=== Begin Enclosure ===

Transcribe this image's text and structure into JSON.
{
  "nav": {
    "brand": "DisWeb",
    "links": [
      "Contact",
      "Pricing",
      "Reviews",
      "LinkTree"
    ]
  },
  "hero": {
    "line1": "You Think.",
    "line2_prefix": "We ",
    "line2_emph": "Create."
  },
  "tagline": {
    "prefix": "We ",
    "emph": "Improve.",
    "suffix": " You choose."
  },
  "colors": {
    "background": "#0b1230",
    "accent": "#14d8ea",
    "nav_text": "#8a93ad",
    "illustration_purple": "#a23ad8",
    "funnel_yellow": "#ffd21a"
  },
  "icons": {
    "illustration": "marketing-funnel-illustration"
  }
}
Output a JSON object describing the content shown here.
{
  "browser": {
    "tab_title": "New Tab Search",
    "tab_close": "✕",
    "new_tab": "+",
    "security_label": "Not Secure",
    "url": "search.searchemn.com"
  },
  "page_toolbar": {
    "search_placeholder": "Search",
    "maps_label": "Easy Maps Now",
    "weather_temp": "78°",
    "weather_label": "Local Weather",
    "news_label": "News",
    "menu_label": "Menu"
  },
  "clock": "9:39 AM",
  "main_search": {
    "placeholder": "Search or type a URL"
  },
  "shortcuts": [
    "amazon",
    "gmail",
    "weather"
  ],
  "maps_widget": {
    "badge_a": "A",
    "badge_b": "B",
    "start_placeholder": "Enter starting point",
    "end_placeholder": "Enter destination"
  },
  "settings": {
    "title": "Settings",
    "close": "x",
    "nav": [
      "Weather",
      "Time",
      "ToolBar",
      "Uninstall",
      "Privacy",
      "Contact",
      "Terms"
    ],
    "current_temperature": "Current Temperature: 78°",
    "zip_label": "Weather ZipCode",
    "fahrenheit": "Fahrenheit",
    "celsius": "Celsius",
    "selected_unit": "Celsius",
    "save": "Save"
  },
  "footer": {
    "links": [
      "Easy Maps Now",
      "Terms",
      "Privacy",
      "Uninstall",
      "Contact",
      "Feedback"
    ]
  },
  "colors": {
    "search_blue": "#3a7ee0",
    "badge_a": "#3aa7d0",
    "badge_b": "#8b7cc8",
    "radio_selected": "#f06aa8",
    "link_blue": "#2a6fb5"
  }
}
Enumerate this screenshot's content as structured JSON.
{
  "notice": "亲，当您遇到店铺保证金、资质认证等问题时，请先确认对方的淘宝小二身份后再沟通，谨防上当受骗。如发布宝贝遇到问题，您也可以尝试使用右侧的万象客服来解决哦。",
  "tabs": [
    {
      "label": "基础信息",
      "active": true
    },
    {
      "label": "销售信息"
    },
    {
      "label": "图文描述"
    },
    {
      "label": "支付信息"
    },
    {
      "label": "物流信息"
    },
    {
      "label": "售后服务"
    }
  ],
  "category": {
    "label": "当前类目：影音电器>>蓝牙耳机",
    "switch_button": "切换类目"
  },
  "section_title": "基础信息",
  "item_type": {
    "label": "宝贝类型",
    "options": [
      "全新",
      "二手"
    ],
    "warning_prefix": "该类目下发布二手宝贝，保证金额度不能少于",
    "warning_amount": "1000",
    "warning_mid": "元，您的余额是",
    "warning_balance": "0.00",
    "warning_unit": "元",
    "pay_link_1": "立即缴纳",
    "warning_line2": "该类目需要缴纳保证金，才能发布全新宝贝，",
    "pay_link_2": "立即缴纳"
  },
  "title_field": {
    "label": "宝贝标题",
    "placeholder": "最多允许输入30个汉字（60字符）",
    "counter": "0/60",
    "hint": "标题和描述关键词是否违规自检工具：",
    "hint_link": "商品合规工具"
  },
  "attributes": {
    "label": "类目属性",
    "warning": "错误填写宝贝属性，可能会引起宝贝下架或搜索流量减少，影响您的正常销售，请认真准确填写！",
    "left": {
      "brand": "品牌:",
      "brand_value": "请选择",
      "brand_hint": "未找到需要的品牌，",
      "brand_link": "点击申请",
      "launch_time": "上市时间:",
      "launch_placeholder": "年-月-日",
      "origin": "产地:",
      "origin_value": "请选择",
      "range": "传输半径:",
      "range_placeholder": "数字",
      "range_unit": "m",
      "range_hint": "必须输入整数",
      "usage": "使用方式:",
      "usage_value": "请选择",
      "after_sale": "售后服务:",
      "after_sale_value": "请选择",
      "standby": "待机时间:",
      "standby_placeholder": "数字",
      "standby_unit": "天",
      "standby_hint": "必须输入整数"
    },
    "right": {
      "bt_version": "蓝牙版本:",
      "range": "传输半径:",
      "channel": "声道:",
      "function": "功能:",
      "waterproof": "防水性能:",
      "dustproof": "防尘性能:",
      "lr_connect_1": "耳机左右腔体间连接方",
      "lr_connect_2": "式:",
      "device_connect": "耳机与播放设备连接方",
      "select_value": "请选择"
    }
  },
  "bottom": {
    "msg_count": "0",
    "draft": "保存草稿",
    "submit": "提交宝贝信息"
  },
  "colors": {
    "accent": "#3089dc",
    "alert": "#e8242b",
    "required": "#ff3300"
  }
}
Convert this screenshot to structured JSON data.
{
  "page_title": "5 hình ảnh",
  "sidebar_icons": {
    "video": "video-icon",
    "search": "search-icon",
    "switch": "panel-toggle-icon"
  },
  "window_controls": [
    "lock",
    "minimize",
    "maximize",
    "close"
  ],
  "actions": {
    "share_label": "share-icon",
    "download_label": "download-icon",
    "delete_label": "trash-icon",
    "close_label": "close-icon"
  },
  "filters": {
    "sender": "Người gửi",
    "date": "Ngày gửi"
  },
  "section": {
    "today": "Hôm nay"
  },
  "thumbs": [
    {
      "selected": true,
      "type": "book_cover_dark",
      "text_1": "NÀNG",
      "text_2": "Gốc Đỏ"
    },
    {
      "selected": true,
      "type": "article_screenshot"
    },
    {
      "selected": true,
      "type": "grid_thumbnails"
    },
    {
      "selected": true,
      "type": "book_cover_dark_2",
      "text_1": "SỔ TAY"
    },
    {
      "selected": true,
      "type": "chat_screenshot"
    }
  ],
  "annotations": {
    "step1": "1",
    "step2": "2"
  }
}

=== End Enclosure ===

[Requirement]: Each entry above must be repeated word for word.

[Solution to the exercise]:
Transcribe this image's text and structure into JSON.
{
  "nav": {
    "brand": "DisWeb",
    "links": [
      "Contact",
      "Pricing",
      "Reviews",
      "LinkTree"
    ]
  },
  "hero": {
    "line1": "You Think.",
    "line2_prefix": "We ",
    "line2_emph": "Create."
  },
  "tagline": {
    "prefix": "We ",
    "emph": "Improve.",
    "suffix": " You choose."
  },
  "colors": {
    "background": "#0b1230",
    "accent": "#14d8ea",
    "nav_text": "#8a93ad",
    "illustration_purple": "#a23ad8",
    "funnel_yellow": "#ffd21a"
  },
  "icons": {
    "illustration": "marketing-funnel-illustration"
  }
}
Output a JSON object describing the content shown here.
{
  "browser": {
    "tab_title": "New Tab Search",
    "tab_close": "✕",
    "new_tab": "+",
    "security_label": "Not Secure",
    "url": "search.searchemn.com"
  },
  "page_toolbar": {
    "search_placeholder": "Search",
    "maps_label": "Easy Maps Now",
    "weather_temp": "78°",
    "weather_label": "Local Weather",
    "news_label": "News",
    "menu_label": "Menu"
  },
  "clock": "9:39 AM",
  "main_search": {
    "placeholder": "Search or type a URL"
  },
  "shortcuts": [
    "amazon",
    "gmail",
    "weather"
  ],
  "maps_widget": {
    "badge_a": "A",
    "badge_b": "B",
    "start_placeholder": "Enter starting point",
    "end_placeholder": "Enter destination"
  },
  "settings": {
    "title": "Settings",
    "close": "x",
    "nav": [
      "Weather",
      "Time",
      "ToolBar",
      "Uninstall",
      "Privacy",
      "Contact",
      "Terms"
    ],
    "current_temperature": "Current Temperature: 78°",
    "zip_label": "Weather ZipCode",
    "fahrenheit": "Fahrenheit",
    "celsius": "Celsius",
    "selected_unit": "Celsius",
    "save": "Save"
  },
  "footer": {
    "links": [
      "Easy Maps Now",
      "Terms",
      "Privacy",
      "Uninstall",
      "Contact",
      "Feedback"
    ]
  },
  "colors": {
    "search_blue": "#3a7ee0",
    "badge_a": "#3aa7d0",
    "badge_b": "#8b7cc8",
    "radio_selected": "#f06aa8",
    "link_blue": "#2a6fb5"
  }
}
Enumerate this screenshot's content as structured JSON.
{
  "notice": "亲，当您遇到店铺保证金、资质认证等问题时，请先确认对方的淘宝小二身份后再沟通，谨防上当受骗。如发布宝贝遇到问题，您也可以尝试使用右侧的万象客服来解决哦。",
  "tabs": [
    {
      "label": "基础信息",
      "active": true
    },
    {
      "label": "销售信息"
    },
    {
      "label": "图文描述"
    },
    {
      "label": "支付信息"
    },
    {
      "label": "物流信息"
    },
    {
      "label": "售后服务"
    }
  ],
  "category": {
    "label": "当前类目：影音电器>>蓝牙耳机",
    "switch_button": "切换类目"
  },
  "section_title": "基础信息",
  "item_type": {
    "label": "宝贝类型",
    "options": [
      "全新",
      "二手"
    ],
    "warning_prefix": "该类目下发布二手宝贝，保证金额度不能少于",
    "warning_amount": "1000",
    "warning_mid": "元，您的余额是",
    "warning_balance": "0.00",
    "warning_unit": "元",
    "pay_link_1": "立即缴纳",
    "warning_line2": "该类目需要缴纳保证金，才能发布全新宝贝，",
    "pay_link_2": "立即缴纳"
  },
  "title_field": {
    "label": "宝贝标题",
    "placeholder": "最多允许输入30个汉字（60字符）",
    "counter": "0/60",
    "hint": "标题和描述关键词是否违规自检工具：",
    "hint_link": "商品合规工具"
  },
  "attributes": {
    "label": "类目属性",
    "warning": "错误填写宝贝属性，可能会引起宝贝下架或搜索流量减少，影响您的正常销售，请认真准确填写！",
    "left": {
      "brand": "品牌:",
      "brand_value": "请选择",
      "brand_hint": "未找到需要的品牌，",
      "brand_link": "点击申请",
      "launch_time": "上市时间:",
      "launch_placeholder": "年-月-日",
      "origin": "产地:",
      "origin_value": "请选择",
      "range": "传输半径:",
      "range_placeholder": "数字",
      "range_unit": "m",
      "range_hint": "必须输入整数",
      "usage": "使用方式:",
      "usage_value": "请选择",
      "after_sale": "售后服务:",
      "after_sale_value": "请选择",
      "standby": "待机时间:",
      "standby_placeholder": "数字",
      "standby_unit": "天",
      "standby_hint": "必须输入整数"
    },
    "right": {
      "bt_version": "蓝牙版本:",
      "range": "传输半径:",
      "channel": "声道:",
      "function": "功能:",
      "waterproof": "防水性能:",
      "dustproof": "防尘性能:",
      "lr_connect_1": "耳机左右腔体间连接方",
      "lr_connect_2": "式:",
      "device_connect": "耳机与播放设备连接方",
      "select_value": "请选择"
    }
  },
  "bottom": {
    "msg_count": "0",
    "draft": "保存草稿",
    "submit": "提交宝贝信息"
  },
  "colors": {
    "accent": "#3089dc",
    "alert": "#e8242b",
    "required": "#ff3300"
  }
}
Convert this screenshot to structured JSON data.
{
  "page_title": "5 hình ảnh",
  "sidebar_icons": {
    "video": "video-icon",
    "search": "search-icon",
    "switch": "panel-toggle-icon"
  },
  "window_controls": [
    "lock",
    "minimize",
    "maximize",
    "close"
  ],
  "actions": {
    "share_label": "share-icon",
    "download_label": "download-icon",
    "delete_label": "trash-icon",
    "close_label": "close-icon"
  },
  "filters": {
    "sender": "Người gửi",
    "date": "Ngày gửi"
  },
  "section": {
    "today": "Hôm nay"
  },
  "thumbs": [
    {
      "selected": true,
      "type": "book_cover_dark",
      "text_1": "NÀNG",
      "text_2": "Gốc Đỏ"
    },
    {
      "selected": true,
      "type": "article_screenshot"
    },
    {
      "selected": true,
      "type": "grid_thumbnails"
    },
    {
      "selected": true,
      "type": "book_cover_dark_2",
      "text_1": "SỔ TAY"
    },
    {
      "selected": true,
      "type": "chat_screenshot"
    }
  ],
  "annotations": {
    "step1": "1",
    "step2": "2"
  }
}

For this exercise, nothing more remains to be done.